(DATASET EXCERPTS)

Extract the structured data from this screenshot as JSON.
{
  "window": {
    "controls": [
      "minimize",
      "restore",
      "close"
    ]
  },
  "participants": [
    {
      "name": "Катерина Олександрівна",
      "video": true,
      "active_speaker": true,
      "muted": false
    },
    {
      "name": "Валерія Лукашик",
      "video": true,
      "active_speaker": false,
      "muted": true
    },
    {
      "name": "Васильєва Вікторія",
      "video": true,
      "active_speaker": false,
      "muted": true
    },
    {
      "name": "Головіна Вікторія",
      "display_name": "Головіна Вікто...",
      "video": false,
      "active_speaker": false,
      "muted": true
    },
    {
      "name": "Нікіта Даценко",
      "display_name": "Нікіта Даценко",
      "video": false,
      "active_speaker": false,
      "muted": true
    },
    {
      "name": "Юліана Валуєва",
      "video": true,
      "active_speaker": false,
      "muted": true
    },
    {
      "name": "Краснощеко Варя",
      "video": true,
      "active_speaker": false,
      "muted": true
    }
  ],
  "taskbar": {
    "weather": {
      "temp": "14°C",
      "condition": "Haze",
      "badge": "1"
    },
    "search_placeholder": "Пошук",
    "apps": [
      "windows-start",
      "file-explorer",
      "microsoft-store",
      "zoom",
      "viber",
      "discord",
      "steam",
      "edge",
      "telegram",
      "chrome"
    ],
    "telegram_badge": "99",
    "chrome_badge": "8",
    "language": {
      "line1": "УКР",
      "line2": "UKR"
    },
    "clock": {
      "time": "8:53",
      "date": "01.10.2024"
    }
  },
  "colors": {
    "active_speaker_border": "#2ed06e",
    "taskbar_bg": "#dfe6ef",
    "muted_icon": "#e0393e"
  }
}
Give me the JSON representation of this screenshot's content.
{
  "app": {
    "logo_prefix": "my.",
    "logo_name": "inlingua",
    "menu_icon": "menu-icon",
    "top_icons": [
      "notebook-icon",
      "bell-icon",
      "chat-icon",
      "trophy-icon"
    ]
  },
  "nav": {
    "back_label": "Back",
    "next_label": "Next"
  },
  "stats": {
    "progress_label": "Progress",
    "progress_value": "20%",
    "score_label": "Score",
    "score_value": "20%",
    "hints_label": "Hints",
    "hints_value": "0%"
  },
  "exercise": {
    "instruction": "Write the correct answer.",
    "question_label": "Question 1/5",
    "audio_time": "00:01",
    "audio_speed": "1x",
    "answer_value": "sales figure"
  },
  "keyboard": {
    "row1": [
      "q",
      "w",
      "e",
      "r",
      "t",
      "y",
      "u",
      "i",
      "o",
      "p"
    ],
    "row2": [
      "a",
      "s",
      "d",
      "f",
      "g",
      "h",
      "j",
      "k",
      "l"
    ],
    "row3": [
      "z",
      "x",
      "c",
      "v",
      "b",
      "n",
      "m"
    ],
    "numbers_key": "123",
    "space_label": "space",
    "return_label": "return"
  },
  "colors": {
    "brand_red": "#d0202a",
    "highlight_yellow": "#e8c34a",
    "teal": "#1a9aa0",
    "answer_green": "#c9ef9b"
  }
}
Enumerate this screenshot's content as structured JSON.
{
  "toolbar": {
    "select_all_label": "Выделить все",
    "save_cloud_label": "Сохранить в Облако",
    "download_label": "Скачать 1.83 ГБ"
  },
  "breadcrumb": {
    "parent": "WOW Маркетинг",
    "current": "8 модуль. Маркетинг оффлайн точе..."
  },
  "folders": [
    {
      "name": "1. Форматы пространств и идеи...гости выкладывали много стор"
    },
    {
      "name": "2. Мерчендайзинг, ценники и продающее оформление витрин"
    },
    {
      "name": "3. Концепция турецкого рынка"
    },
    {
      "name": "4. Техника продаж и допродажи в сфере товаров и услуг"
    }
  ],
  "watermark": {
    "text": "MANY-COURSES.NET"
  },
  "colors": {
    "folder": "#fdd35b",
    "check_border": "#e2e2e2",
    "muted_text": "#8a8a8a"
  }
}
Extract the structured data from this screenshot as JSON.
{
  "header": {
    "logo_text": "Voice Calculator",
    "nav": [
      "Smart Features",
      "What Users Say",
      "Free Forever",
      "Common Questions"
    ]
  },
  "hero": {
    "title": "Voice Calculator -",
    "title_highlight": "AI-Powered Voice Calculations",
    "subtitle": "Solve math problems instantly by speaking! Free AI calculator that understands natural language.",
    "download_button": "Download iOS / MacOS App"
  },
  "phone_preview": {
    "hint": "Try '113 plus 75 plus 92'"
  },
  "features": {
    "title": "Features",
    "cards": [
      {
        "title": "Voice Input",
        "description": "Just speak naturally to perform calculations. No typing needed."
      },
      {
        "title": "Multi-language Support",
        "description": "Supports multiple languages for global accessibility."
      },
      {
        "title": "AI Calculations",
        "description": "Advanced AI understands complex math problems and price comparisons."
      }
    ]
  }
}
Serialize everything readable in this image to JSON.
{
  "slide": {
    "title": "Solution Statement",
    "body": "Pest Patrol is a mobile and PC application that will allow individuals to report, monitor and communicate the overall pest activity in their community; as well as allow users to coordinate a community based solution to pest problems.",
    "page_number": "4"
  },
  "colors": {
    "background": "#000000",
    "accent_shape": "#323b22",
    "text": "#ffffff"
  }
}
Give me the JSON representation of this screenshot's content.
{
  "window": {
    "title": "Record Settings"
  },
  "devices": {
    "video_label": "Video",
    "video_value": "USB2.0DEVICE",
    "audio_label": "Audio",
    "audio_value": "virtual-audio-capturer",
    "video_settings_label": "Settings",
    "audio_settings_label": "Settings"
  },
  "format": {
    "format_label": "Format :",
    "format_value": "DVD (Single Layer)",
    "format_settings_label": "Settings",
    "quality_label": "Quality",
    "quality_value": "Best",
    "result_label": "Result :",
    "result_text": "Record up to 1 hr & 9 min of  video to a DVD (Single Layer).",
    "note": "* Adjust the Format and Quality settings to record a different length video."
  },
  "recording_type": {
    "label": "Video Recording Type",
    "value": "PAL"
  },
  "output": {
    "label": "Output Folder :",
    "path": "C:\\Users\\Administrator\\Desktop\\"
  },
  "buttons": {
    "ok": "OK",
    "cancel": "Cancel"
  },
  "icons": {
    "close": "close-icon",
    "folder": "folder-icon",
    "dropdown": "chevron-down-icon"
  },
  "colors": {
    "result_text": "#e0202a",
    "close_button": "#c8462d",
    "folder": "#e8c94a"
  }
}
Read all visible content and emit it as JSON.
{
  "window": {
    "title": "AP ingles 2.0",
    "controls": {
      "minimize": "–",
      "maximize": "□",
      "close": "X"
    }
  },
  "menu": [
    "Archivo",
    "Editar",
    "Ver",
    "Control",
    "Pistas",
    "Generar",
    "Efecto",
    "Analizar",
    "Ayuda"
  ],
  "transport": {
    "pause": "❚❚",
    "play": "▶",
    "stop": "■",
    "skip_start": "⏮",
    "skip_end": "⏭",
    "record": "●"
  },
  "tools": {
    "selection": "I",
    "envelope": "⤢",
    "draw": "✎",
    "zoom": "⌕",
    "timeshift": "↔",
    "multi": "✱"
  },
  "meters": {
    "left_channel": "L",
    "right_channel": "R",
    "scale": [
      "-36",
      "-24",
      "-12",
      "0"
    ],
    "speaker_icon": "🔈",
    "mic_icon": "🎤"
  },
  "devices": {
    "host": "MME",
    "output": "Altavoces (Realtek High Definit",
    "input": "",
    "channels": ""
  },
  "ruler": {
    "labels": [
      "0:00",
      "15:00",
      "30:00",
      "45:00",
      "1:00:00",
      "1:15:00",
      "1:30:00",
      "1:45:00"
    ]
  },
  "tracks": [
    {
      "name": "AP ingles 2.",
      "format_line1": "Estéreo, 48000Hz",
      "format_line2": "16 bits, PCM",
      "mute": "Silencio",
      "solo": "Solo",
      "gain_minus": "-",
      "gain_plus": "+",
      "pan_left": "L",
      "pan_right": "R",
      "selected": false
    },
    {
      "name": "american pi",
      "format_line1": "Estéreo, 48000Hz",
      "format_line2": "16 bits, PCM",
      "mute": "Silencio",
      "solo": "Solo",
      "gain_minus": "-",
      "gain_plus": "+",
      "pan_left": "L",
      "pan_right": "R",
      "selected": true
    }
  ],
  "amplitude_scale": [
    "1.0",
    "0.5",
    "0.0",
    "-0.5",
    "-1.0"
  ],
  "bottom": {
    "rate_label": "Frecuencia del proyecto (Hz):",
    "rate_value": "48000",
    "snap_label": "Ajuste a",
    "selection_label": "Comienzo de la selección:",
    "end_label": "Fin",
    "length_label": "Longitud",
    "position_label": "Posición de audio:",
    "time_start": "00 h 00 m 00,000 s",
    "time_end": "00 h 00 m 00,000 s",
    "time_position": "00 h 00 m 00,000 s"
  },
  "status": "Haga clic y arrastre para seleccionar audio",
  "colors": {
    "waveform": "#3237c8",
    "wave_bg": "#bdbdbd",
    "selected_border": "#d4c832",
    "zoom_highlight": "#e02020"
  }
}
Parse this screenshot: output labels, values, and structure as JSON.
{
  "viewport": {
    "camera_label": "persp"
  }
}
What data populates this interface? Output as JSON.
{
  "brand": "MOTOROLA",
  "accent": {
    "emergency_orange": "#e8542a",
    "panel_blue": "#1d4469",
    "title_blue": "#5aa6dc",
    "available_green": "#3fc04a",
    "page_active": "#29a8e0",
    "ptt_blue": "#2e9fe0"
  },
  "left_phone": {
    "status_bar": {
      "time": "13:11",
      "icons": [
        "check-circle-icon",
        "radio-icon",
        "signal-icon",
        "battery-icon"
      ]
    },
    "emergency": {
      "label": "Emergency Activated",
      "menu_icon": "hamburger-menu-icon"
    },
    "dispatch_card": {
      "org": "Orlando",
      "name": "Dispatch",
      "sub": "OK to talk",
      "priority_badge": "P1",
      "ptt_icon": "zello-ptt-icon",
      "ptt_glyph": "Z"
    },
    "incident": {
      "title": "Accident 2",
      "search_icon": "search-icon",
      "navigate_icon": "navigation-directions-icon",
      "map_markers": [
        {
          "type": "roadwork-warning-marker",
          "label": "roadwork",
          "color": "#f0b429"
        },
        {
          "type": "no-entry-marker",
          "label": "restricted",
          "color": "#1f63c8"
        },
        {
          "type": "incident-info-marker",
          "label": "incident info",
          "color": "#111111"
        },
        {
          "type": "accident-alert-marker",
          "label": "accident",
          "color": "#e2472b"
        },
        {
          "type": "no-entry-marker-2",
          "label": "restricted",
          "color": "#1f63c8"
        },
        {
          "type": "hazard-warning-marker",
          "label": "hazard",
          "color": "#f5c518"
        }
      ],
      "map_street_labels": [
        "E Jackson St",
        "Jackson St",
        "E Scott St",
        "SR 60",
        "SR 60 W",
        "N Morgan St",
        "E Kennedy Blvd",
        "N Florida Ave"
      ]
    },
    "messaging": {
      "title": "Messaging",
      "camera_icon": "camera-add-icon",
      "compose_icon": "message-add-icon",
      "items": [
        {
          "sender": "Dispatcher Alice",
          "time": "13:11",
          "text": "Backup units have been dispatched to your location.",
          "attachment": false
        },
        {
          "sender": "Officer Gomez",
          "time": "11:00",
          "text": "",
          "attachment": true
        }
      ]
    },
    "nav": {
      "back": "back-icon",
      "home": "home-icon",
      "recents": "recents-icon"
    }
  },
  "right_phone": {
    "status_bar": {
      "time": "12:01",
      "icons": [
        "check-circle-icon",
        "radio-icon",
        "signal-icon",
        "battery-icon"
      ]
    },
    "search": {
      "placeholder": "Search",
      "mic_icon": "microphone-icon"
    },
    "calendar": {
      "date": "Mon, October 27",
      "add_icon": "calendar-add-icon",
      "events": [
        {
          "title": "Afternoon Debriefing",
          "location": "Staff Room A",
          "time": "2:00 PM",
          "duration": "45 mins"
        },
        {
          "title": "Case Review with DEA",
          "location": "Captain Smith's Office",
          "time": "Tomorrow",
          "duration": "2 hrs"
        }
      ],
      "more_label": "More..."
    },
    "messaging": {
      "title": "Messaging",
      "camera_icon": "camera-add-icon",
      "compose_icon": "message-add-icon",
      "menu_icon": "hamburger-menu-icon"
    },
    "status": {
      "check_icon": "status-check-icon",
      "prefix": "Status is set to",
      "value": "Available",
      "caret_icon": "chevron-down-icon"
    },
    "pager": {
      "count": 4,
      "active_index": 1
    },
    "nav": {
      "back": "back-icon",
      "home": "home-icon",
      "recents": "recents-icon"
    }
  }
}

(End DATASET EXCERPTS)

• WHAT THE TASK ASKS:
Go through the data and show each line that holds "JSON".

• EXERCISE RESULT:
Extract the structured data from this screenshot as JSON.
Give me the JSON representation of this screenshot's content.
Enumerate this screenshot's content as structured JSON.
Extract the structured data from this screenshot as JSON.
Serialize everything readable in this image to JSON.
Give me the JSON representation of this screenshot's content.
Read all visible content and emit it as JSON.
Parse this screenshot: output labels, values, and structure as JSON.
What data populates this interface? Output as JSON.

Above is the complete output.